Spain seeks rebellion charges against fired Catalan leaders

A Catalan police officer stands guard at the entrance of the Palau Generalitat in Barcelona, Spain, Monday Oct. 30, 2017. Catalonia's civil servants face their first full work week since Spain's central government overturned an independence declaration by firing the region's elected leaders. (AP Photo/Manu Fernandez)

BARCELONA, Spain -- Spain moved Monday to put Catalonia's secessionist leaders on trial for alleged crimes that carry maximum sentences of decades in prison, and some of the ousted government figures went to the Belgian capital, where an official said they might be able to request asylum.

As Catalonia spent its first working day under the direct rule of Madrid, after its regional parliament's unsuccessful efforts to create a new country, Spain was venturing into new political terrain amid an unprecedented crisis.

An early regional election Dec. 21 is on the horizon, when separatists and unionists will present candidates, but before that, the country likely will endure weeks of political uncertainty.

Cranking up the tension, Spain's state prosecutor said he would seek rebellion, sedition and embezzlement charges against members of the region's secessionist government.

Chief prosecutor Jose Manuel Maza said he would ask judges for preventive measures against the politicians and the governing body of the Catalan parliament that allowed a vote to declare independence Friday.
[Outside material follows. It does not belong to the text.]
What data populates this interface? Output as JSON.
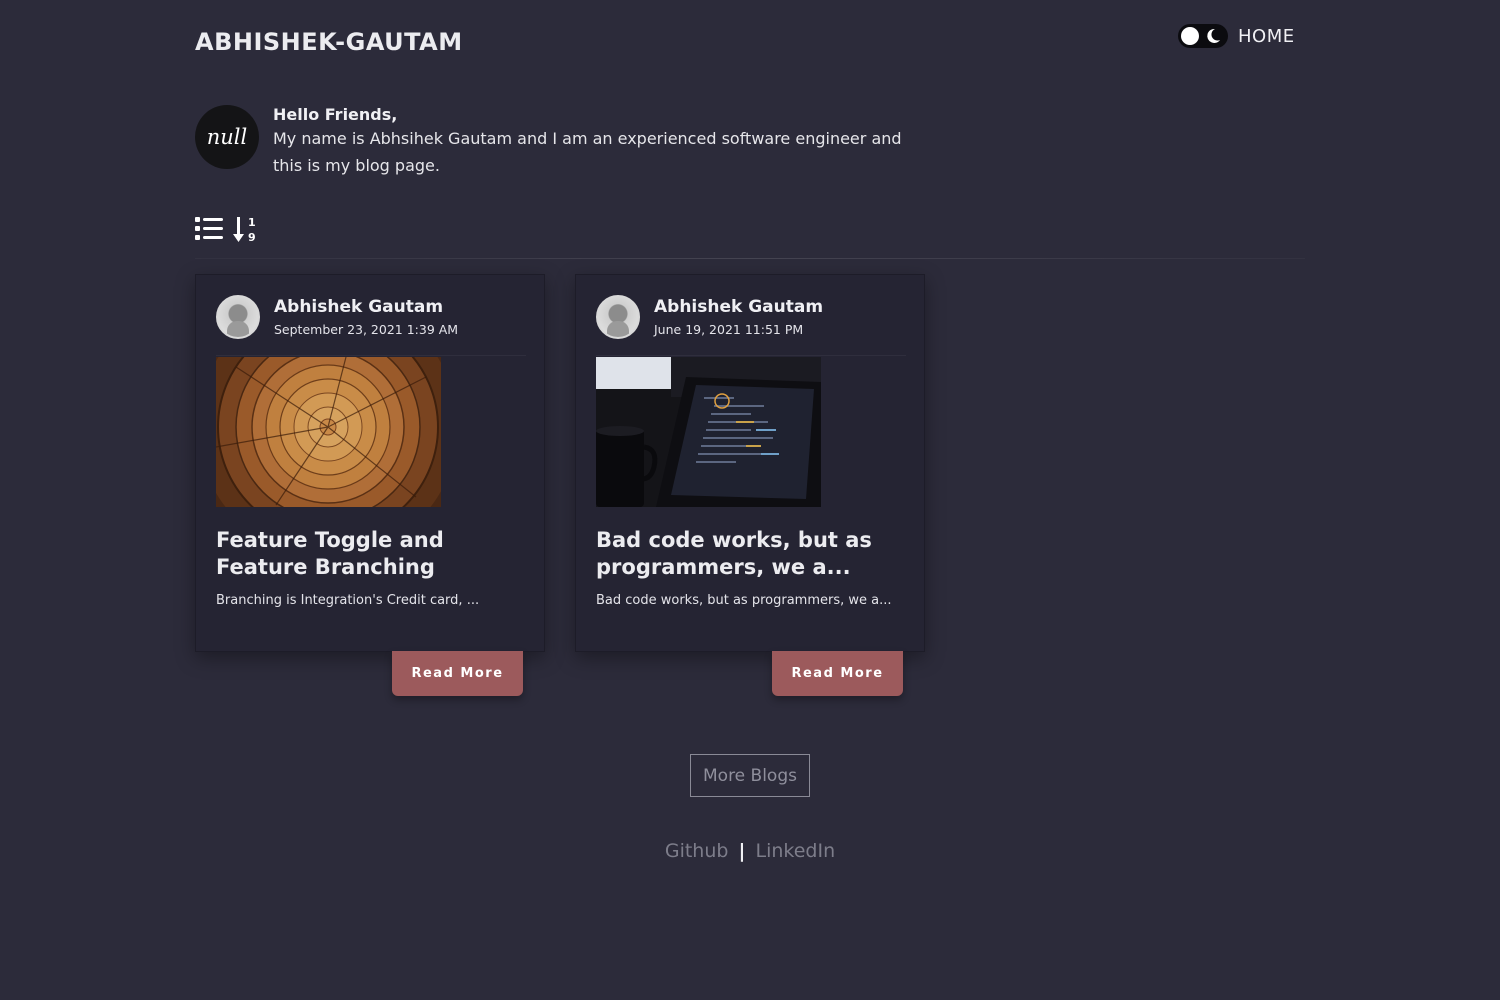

Maza didn't specify whether those measures would include their arrest and detention before trial.

The rebellion, sedition and embezzlement charges carry maximum sentences of 30, 15 and six years in prison, respectively.
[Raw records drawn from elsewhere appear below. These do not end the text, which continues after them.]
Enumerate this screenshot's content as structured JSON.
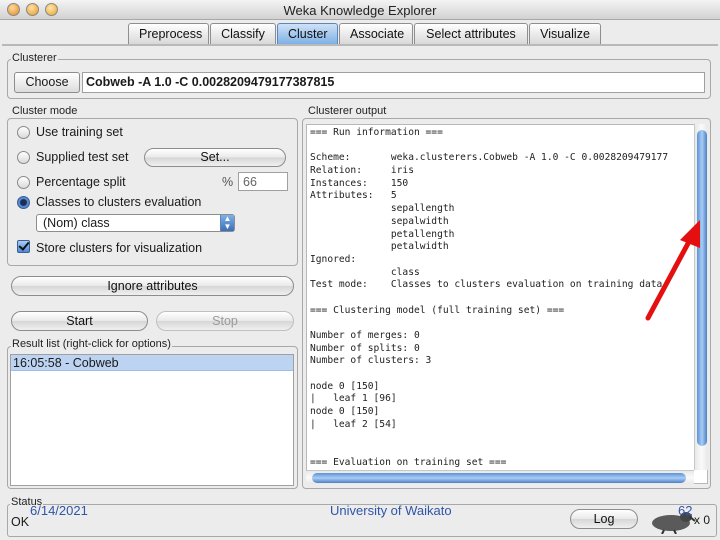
{
  "window": {
    "title": "Weka Knowledge Explorer"
  },
  "tabs": [
    {
      "label": "Preprocess",
      "active": false
    },
    {
      "label": "Classify",
      "active": false
    },
    {
      "label": "Cluster",
      "active": true
    },
    {
      "label": "Associate",
      "active": false
    },
    {
      "label": "Select attributes",
      "active": false
    },
    {
      "label": "Visualize",
      "active": false
    }
  ],
  "clusterer": {
    "group_label": "Clusterer",
    "choose_label": "Choose",
    "config": "Cobweb -A 1.0 -C 0.0028209479177387815"
  },
  "cluster_mode": {
    "group_label": "Cluster mode",
    "use_training_set": "Use training set",
    "supplied_test_set": "Supplied test set",
    "set_button": "Set...",
    "percentage_split": "Percentage split",
    "percent_sign": "%",
    "percent_value": "66",
    "classes_to_clusters": "Classes to clusters evaluation",
    "class_select": "(Nom) class",
    "store_clusters": "Store clusters for visualization",
    "selected": "classes_to_clusters",
    "store_checked": true
  },
  "ignore_attributes_label": "Ignore attributes",
  "start_label": "Start",
  "stop_label": "Stop",
  "result_list": {
    "group_label": "Result list (right-click for options)",
    "items": [
      "16:05:58 - Cobweb"
    ]
  },
  "output": {
    "group_label": "Clusterer output",
    "lines": [
      "=== Run information ===",
      "",
      "Scheme:       weka.clusterers.Cobweb -A 1.0 -C 0.0028209479177",
      "Relation:     iris",
      "Instances:    150",
      "Attributes:   5",
      "              sepallength",
      "              sepalwidth",
      "              petallength",
      "              petalwidth",
      "Ignored:",
      "              class",
      "Test mode:    Classes to clusters evaluation on training data",
      "",
      "=== Clustering model (full training set) ===",
      "",
      "Number of merges: 0",
      "Number of splits: 0",
      "Number of clusters: 3",
      "",
      "node 0 [150]",
      "|   leaf 1 [96]",
      "node 0 [150]",
      "|   leaf 2 [54]",
      "",
      "",
      "=== Evaluation on training set ==="
    ]
  },
  "status": {
    "group_label": "Status",
    "text": "OK",
    "log_label": "Log",
    "x_count": "x 0"
  },
  "footer": {
    "date": "6/14/2021",
    "org": "University of Waikato",
    "page": "62"
  },
  "colors": {
    "tab_active": "#7fb0e6",
    "selection": "#bcd4f2",
    "arrow": "#e41010",
    "footer_text": "#2f55a8"
  }
}
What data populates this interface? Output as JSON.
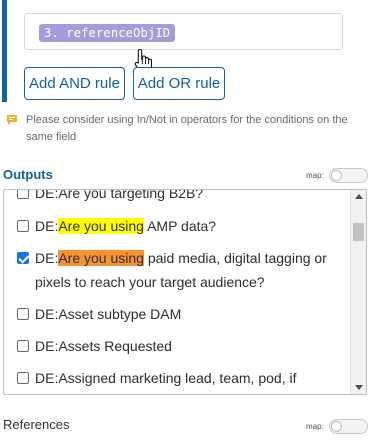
{
  "rule": {
    "token_text": "3. referenceObjID",
    "and_button": "Add AND rule",
    "or_button": "Add OR rule",
    "accent_color": "#1261a0",
    "token_color": "#a89bdc"
  },
  "note": {
    "icon": "comment-icon",
    "text": "Please consider using In/Not in operators for the conditions on the same field"
  },
  "outputs": {
    "title": "Outputs",
    "map_label": "map:",
    "map_enabled": false,
    "options": [
      {
        "pre": "DE:Are you targeting B2B?",
        "hl": "",
        "post": "",
        "checked": false
      },
      {
        "pre": "DE:",
        "hl": "Are you using",
        "post": " AMP data?",
        "checked": false,
        "hl_color": "#ffff00"
      },
      {
        "pre": "DE:",
        "hl": "Are you using",
        "post": " paid media, digital tagging or pixels to reach your target audience?",
        "checked": true,
        "hl_color": "#f59431"
      },
      {
        "pre": "DE:Asset subtype DAM",
        "hl": "",
        "post": "",
        "checked": false
      },
      {
        "pre": "DE:Assets Requested",
        "hl": "",
        "post": "",
        "checked": false
      },
      {
        "pre": "DE:Assigned marketing lead, team, pod, if",
        "hl": "",
        "post": "",
        "checked": false
      }
    ]
  },
  "references": {
    "title": "References",
    "map_label": "map:",
    "map_enabled": false
  }
}
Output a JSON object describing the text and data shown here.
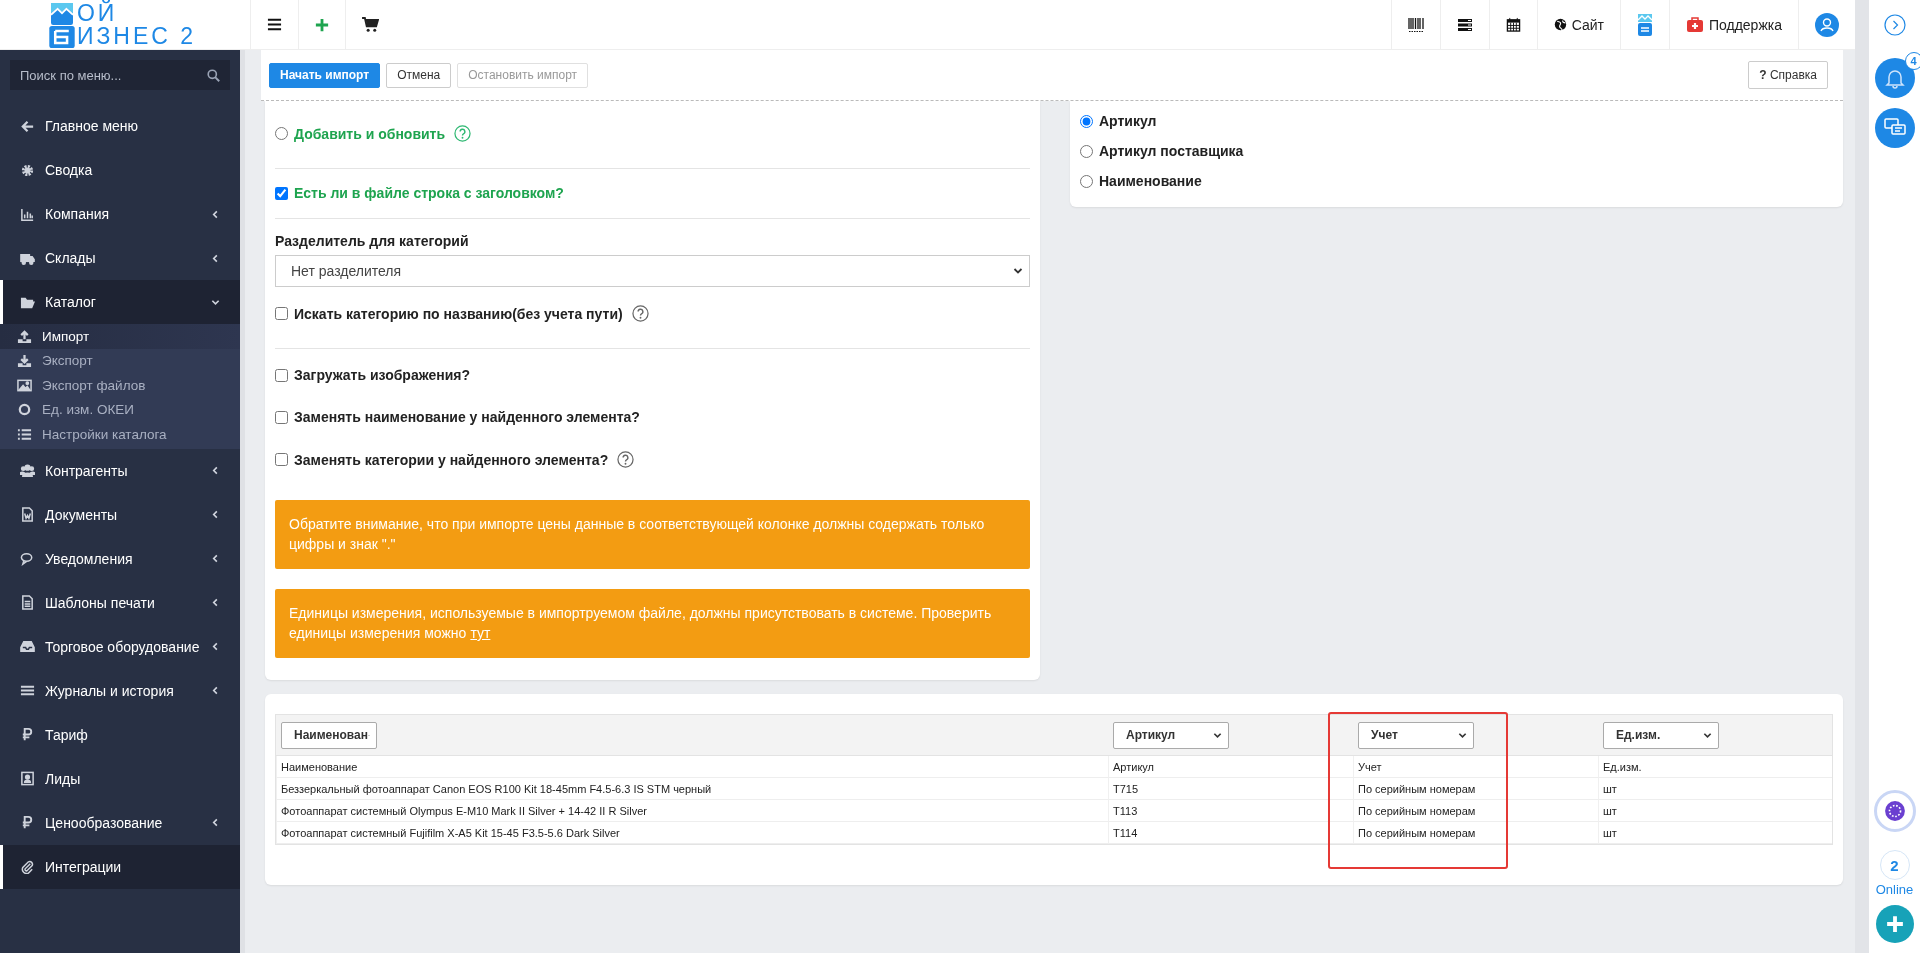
{
  "topbar": {
    "logo": {
      "line1": "ОЙ",
      "line2": "ИЗНЕС 2"
    },
    "site_link": "Сайт",
    "support_link": "Поддержка"
  },
  "sidebar": {
    "search": {
      "placeholder": "Поиск по меню..."
    },
    "items": [
      {
        "label": "Главное меню",
        "submenu": false,
        "active": false
      },
      {
        "label": "Сводка",
        "submenu": false,
        "active": false
      },
      {
        "label": "Компания",
        "submenu": true,
        "expanded": false,
        "active": false
      },
      {
        "label": "Склады",
        "submenu": true,
        "expanded": false,
        "active": false
      },
      {
        "label": "Каталог",
        "submenu": true,
        "expanded": true,
        "active": true,
        "children": [
          {
            "label": "Импорт",
            "selected": true
          },
          {
            "label": "Экспорт",
            "selected": false
          },
          {
            "label": "Экспорт файлов",
            "selected": false
          },
          {
            "label": "Ед. изм. ОКЕИ",
            "selected": false
          },
          {
            "label": "Настройки каталога",
            "selected": false
          }
        ]
      },
      {
        "label": "Контрагенты",
        "submenu": true,
        "expanded": false,
        "active": false
      },
      {
        "label": "Документы",
        "submenu": true,
        "expanded": false,
        "active": false
      },
      {
        "label": "Уведомления",
        "submenu": true,
        "expanded": false,
        "active": false
      },
      {
        "label": "Шаблоны печати",
        "submenu": true,
        "expanded": false,
        "active": false
      },
      {
        "label": "Торговое оборудование",
        "submenu": true,
        "expanded": false,
        "active": false
      },
      {
        "label": "Журналы и история",
        "submenu": true,
        "expanded": false,
        "active": false
      },
      {
        "label": "Тариф",
        "submenu": false,
        "active": false
      },
      {
        "label": "Лиды",
        "submenu": false,
        "active": false
      },
      {
        "label": "Ценообразование",
        "submenu": true,
        "expanded": false,
        "active": false
      },
      {
        "label": "Интеграции",
        "submenu": false,
        "active": true
      }
    ]
  },
  "toolbar": {
    "buttons": [
      {
        "label": "Начать импорт",
        "primary": true,
        "disabled": false
      },
      {
        "label": "Отмена",
        "primary": false,
        "disabled": false
      },
      {
        "label": "Остановить импорт",
        "primary": false,
        "disabled": true
      }
    ],
    "help_button": {
      "icon": "?",
      "label": "Справка"
    }
  },
  "import_form": {
    "groups": [
      [
        {
          "kind": "radio",
          "label": "Добавить и обновить",
          "selected": false,
          "accent": true,
          "help": true
        }
      ],
      [
        {
          "kind": "checkbox",
          "label": "Есть ли в файле строка с заголовком?",
          "checked": true,
          "accent": true,
          "help": false
        }
      ],
      [
        {
          "kind": "select",
          "label": "Разделитель для категорий",
          "value": "Нет разделителя"
        },
        {
          "kind": "checkbox",
          "label": "Искать категорию по названию(без учета пути)",
          "checked": false,
          "accent": false,
          "help": true
        }
      ],
      [
        {
          "kind": "checkbox",
          "label": "Загружать изображения?",
          "checked": false,
          "accent": false,
          "help": false
        },
        {
          "kind": "checkbox",
          "label": "Заменять наименование у найденного элемента?",
          "checked": false,
          "accent": false,
          "help": false
        },
        {
          "kind": "checkbox",
          "label": "Заменять категории у найденного элемента?",
          "checked": false,
          "accent": false,
          "help": true
        }
      ]
    ]
  },
  "notices": [
    {
      "text": "Обратите внимание, что при импорте цены данные в соответствующей колонке должны содержать только цифры и знак \".\""
    },
    {
      "text": "Единицы измерения, используемые в импортруемом файле, должны присутствовать в системе. Проверить единицы измерения можно",
      "link": "тут"
    }
  ],
  "match_by": [
    {
      "label": "Артикул",
      "selected": true
    },
    {
      "label": "Артикул поставщика",
      "selected": false
    },
    {
      "label": "Наименование",
      "selected": false
    }
  ],
  "table": {
    "columns": [
      {
        "selector": "Наименован",
        "label": "Наименование",
        "highlighted": false
      },
      {
        "selector": "Артикул",
        "label": "Артикул",
        "highlighted": false
      },
      {
        "selector": "Учет",
        "label": "Учет",
        "highlighted": true
      },
      {
        "selector": "Ед.изм.",
        "label": "Ед.изм.",
        "highlighted": false
      }
    ],
    "rows": [
      [
        "Беззеркальный фотоаппарат Canon EOS R100 Kit 18-45mm F4.5-6.3 IS STM черный",
        "T715",
        "По серийным номерам",
        "шт"
      ],
      [
        "Фотоаппарат системный Olympus E-M10 Mark II Silver + 14-42 II R Silver",
        "T113",
        "По серийным номерам",
        "шт"
      ],
      [
        "Фотоаппарат системный Fujifilm X-A5 Kit 15-45 F3.5-5.6 Dark Silver",
        "T114",
        "По серийным номерам",
        "шт"
      ]
    ]
  },
  "right_rail": {
    "notification_count": "4",
    "online_count": "2",
    "online_label": "Online"
  }
}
Those facing charges include ousted regional leader Carles Puigdemont, and his No. 2, Oriol Junqueras, as well as Catalan parliamentary speaker Carme Forcadell -- high-profile figures in the region of 7.5 million people and its capital, Barcelona.

Puigdemont's whereabouts was a mystery early Monday. The uncertainty continued the game of political cat-and-mouse with which the Catalan leader has tormented the national government since he announced almost two months ago Catalonia would hold an independence referendum Oct. 1 -- a ballot the government rejected as illegal.

It later emerged Puigdemont had traveled to Brussels, a trip confirmed by Spanish officials and a Catalan member of the European Parliament, though Puigdemont was not seen in public. Belgium allows asylum requests by citizens of other European Union nations, and in the past, some Basque separatists were not extradited to Spain while they sought asylum, causing years of friction.

Still, it would be exceptional for Belgium to grant asylum to another EU citizen based on arguments that repression would endanger the full exercise of one's rights.

By targeting Puigdemont and some of his entourage, Spanish authorities apparently hoped to send a message attempts to break up Spain will not be tolerated. The country has 17 autonomous regions, including Catalonia, but the constitution states Spain is "indivisible."